## Directions
Find the word "NolanCrush" in the material below and gather every line that contains it.
┄┄┄┄┄┄┄┄┄┄┄┄┄┄┄┄┄┄┄┄
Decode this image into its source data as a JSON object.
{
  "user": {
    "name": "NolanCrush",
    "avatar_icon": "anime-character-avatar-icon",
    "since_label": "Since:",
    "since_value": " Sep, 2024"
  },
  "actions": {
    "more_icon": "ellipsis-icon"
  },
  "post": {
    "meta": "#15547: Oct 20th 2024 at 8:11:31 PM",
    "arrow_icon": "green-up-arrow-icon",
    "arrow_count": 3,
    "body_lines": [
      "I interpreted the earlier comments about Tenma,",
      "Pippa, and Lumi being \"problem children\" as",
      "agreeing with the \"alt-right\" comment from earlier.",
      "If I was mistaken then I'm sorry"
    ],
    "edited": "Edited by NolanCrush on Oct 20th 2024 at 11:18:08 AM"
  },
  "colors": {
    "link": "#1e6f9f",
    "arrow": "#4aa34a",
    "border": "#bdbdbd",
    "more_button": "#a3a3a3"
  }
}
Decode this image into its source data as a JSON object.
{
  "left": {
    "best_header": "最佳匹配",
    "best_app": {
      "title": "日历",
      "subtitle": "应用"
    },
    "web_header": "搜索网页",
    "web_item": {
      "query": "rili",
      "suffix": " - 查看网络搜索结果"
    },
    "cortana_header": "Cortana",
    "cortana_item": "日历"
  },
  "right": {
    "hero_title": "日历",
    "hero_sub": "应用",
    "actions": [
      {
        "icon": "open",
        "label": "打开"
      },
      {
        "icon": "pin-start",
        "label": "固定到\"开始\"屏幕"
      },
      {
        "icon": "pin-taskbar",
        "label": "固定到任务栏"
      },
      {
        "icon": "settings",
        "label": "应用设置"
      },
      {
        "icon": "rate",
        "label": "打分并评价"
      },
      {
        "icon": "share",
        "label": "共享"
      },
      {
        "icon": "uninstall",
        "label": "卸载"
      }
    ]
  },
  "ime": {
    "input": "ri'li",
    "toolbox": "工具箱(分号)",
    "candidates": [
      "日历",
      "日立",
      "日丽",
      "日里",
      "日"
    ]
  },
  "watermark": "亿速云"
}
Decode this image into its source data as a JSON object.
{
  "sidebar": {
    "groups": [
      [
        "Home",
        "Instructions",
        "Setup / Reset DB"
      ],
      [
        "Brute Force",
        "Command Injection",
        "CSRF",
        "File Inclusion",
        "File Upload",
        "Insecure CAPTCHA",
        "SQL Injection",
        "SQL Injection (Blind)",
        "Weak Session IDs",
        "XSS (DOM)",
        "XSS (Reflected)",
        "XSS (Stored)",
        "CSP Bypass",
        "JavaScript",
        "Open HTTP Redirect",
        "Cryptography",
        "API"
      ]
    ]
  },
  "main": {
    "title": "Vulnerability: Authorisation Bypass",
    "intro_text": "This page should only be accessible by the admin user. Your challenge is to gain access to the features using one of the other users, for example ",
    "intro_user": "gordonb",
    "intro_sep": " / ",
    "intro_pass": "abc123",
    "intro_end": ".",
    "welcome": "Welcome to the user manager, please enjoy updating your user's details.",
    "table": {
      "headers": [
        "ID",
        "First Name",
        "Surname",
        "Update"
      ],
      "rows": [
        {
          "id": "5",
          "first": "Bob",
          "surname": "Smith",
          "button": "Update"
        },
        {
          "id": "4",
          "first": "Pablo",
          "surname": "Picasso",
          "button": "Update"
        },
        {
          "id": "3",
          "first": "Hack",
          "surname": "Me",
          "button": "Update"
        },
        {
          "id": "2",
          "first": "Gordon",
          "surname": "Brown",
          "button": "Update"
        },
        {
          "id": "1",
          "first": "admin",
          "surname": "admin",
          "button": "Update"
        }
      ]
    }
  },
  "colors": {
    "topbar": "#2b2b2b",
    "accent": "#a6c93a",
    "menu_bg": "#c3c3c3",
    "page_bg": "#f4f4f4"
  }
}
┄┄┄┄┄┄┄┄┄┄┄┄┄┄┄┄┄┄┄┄
## Exercise result
    "name": "NolanCrush",
    "edited": "Edited by NolanCrush on Oct 20th 2024 at 11:18:08 AM"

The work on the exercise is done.